■ **Assignment**:
Every line of the records below that has the word "here" should be copied.

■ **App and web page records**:
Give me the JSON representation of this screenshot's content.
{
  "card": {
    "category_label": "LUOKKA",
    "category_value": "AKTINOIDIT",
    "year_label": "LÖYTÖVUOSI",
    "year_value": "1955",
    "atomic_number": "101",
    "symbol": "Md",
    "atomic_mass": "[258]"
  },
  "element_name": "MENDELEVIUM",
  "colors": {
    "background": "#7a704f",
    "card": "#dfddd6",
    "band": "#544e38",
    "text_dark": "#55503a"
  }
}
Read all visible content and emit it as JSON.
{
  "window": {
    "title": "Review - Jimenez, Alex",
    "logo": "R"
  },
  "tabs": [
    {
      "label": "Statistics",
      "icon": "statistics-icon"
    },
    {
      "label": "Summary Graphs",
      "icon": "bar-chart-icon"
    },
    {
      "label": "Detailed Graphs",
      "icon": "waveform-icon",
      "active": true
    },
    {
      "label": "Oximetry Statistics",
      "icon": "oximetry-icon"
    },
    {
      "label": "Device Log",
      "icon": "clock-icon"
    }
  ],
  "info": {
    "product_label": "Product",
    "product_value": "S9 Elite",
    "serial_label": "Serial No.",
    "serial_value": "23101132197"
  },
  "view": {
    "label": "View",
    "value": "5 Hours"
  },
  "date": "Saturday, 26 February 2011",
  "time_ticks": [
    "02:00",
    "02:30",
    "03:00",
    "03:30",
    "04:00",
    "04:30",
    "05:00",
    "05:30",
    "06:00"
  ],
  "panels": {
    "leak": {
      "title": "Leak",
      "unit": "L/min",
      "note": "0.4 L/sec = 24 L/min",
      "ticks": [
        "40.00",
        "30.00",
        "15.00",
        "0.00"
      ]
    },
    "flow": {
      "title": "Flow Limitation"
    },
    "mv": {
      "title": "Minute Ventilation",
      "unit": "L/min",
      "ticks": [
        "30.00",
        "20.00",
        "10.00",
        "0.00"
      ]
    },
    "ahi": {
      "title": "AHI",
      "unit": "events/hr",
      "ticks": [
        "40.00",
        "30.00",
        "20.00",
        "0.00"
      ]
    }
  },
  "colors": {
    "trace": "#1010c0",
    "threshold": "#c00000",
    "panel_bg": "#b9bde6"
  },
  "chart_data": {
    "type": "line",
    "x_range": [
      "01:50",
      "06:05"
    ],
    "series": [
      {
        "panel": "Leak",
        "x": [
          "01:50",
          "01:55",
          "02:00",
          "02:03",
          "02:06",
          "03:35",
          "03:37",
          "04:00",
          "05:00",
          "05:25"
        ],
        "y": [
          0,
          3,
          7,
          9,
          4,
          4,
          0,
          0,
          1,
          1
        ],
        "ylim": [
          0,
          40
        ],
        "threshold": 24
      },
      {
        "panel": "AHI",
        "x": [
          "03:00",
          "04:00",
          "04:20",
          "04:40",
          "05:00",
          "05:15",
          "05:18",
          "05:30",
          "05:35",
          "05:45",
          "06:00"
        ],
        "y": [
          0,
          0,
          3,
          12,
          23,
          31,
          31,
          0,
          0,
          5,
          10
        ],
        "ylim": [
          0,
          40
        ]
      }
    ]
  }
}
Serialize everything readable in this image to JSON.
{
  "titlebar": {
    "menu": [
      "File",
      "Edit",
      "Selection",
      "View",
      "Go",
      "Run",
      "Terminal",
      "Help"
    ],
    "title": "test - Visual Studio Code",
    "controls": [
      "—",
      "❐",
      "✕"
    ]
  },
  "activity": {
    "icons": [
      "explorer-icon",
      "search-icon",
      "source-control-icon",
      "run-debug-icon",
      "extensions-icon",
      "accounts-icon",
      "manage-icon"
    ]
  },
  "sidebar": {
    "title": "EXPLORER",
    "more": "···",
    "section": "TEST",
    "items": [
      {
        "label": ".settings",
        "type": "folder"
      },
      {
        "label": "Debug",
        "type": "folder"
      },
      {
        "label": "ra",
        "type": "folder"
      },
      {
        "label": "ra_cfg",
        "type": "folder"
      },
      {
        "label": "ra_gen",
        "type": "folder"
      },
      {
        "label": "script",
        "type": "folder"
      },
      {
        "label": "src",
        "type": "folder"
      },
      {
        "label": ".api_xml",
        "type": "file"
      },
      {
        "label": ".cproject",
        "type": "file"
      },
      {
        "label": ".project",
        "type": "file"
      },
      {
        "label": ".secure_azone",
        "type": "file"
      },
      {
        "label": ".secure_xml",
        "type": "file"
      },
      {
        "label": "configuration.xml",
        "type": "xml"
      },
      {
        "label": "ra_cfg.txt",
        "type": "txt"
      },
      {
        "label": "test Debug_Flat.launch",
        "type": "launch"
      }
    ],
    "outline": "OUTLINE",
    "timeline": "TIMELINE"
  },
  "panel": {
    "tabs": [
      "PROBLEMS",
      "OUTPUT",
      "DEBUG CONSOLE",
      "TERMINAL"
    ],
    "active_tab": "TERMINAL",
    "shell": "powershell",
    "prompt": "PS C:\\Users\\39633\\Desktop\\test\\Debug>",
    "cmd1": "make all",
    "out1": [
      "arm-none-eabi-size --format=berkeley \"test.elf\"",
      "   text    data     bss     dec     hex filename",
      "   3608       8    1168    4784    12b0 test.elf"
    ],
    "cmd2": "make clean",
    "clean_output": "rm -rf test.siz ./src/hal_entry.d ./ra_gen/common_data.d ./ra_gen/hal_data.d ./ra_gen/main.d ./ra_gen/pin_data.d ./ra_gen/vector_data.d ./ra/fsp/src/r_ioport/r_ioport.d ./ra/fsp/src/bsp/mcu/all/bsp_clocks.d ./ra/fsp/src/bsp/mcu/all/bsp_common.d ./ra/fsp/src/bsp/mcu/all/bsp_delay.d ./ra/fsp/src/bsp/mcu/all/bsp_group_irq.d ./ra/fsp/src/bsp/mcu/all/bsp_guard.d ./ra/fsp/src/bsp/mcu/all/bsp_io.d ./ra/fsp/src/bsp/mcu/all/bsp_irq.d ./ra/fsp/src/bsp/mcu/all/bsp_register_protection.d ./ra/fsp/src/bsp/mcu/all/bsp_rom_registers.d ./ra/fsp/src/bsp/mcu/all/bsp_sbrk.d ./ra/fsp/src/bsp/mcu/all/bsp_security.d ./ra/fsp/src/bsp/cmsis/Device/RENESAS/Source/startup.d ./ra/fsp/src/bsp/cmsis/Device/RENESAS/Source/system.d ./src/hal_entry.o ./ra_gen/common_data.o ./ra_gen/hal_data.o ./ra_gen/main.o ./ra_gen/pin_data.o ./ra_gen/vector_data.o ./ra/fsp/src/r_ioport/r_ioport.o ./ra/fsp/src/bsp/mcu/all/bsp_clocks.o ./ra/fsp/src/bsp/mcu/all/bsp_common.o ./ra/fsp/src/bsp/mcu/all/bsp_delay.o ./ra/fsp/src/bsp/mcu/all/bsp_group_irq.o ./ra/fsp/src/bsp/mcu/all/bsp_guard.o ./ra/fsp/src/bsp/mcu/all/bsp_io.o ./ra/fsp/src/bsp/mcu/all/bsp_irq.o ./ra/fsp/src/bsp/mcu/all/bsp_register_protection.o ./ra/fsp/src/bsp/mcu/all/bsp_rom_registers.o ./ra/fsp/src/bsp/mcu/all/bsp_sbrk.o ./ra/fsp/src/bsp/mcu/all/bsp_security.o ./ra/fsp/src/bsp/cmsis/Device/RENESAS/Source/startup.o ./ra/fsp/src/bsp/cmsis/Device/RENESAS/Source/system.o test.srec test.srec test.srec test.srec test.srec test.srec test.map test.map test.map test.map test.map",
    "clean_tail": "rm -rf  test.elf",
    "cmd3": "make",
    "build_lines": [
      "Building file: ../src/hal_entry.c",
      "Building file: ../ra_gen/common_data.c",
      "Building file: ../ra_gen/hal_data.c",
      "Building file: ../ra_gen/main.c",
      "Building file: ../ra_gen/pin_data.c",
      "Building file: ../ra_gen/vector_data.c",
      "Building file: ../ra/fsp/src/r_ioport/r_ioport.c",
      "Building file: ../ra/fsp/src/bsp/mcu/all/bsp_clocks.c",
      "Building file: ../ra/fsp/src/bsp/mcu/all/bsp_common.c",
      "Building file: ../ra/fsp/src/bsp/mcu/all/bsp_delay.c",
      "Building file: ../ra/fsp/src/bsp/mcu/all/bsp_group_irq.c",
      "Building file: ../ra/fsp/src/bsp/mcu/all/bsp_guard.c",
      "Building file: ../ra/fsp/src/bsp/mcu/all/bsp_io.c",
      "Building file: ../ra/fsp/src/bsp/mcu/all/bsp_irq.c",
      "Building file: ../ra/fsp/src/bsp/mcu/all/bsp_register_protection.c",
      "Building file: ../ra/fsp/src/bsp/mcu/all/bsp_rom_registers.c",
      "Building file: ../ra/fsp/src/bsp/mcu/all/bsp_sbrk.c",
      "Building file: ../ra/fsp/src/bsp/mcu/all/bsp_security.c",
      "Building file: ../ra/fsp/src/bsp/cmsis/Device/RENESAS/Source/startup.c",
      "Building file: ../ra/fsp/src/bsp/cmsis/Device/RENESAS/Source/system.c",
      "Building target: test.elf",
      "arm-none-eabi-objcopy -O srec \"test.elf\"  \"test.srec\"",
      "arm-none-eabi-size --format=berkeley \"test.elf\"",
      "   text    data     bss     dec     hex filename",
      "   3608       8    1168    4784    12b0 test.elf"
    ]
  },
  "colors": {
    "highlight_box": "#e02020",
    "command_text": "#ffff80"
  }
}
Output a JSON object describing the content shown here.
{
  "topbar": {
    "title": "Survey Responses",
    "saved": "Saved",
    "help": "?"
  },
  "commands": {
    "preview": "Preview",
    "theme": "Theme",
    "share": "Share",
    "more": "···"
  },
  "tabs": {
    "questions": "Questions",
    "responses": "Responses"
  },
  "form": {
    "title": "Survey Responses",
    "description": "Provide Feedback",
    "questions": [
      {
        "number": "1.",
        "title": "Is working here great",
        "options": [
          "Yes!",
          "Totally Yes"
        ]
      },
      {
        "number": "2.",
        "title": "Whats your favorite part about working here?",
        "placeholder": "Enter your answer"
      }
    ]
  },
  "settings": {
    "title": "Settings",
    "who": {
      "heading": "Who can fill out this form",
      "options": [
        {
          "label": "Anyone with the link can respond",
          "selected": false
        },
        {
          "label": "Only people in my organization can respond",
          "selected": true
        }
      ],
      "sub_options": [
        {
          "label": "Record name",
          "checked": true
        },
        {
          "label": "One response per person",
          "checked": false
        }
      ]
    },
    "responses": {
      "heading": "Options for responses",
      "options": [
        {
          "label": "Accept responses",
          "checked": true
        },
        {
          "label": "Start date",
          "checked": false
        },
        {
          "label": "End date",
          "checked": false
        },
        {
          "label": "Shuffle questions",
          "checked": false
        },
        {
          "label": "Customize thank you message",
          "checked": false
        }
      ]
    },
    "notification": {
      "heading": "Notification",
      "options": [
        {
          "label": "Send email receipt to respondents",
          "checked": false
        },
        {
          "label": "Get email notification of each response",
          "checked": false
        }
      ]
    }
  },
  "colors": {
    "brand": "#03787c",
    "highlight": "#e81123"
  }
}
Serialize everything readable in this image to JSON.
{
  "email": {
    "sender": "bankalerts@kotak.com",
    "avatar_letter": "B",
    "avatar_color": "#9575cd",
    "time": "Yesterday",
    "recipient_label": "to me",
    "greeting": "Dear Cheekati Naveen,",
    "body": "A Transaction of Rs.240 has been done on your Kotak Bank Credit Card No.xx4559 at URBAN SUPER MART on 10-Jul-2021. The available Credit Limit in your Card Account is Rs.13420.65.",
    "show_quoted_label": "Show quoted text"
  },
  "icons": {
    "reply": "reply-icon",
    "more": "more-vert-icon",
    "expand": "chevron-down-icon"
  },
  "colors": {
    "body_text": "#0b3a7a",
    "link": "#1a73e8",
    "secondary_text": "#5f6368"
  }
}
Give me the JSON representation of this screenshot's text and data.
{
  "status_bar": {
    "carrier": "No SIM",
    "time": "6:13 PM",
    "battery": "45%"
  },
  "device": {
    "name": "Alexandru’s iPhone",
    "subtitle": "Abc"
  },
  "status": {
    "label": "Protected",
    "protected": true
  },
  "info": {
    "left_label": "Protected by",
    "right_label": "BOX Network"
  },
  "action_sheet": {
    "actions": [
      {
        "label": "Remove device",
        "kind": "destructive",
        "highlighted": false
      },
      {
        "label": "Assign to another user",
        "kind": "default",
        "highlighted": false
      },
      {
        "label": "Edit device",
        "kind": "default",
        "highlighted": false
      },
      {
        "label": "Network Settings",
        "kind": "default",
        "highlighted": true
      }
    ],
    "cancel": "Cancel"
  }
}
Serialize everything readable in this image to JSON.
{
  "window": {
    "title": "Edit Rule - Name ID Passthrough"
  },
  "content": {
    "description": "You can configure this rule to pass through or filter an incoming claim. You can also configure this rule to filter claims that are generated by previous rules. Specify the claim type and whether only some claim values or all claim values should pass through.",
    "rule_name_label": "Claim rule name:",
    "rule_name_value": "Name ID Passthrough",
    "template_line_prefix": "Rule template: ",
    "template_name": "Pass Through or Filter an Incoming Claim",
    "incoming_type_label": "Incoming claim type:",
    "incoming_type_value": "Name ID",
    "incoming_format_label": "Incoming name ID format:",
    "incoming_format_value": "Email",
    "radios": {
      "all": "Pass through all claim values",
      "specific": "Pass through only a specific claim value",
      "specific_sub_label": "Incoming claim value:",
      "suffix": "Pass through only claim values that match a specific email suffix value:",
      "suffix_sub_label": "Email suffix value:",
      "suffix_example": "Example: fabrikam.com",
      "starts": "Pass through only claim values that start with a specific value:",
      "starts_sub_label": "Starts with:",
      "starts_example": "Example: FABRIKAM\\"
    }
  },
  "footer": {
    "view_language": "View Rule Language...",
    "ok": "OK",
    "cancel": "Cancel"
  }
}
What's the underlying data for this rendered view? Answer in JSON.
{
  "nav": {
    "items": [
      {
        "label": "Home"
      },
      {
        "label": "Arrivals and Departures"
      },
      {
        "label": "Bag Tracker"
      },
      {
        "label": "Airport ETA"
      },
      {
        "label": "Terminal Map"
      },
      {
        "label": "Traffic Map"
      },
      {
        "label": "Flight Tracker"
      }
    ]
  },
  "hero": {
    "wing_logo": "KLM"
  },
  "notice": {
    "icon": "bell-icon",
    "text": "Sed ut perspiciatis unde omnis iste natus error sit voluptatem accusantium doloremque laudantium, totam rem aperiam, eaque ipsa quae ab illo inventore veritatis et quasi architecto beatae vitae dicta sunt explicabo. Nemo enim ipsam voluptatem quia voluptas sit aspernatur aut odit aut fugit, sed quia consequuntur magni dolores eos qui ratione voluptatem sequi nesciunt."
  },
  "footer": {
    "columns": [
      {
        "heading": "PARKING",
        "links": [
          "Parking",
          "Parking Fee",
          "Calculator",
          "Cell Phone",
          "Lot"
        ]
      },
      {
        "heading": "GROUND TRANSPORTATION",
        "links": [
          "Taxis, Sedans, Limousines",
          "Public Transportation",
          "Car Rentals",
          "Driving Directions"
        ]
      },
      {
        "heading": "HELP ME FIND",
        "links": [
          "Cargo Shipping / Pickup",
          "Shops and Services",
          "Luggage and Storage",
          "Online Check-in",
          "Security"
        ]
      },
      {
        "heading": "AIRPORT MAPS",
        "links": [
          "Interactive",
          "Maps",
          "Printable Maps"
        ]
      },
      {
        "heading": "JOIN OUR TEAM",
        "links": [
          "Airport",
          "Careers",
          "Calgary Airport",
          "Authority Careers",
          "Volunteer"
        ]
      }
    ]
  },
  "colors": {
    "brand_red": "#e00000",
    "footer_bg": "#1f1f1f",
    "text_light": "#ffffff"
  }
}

■ **Answer below**:
Output a JSON object describing the content shown here.
        "title": "Is working here great",
        "title": "Whats your favorite part about working here?",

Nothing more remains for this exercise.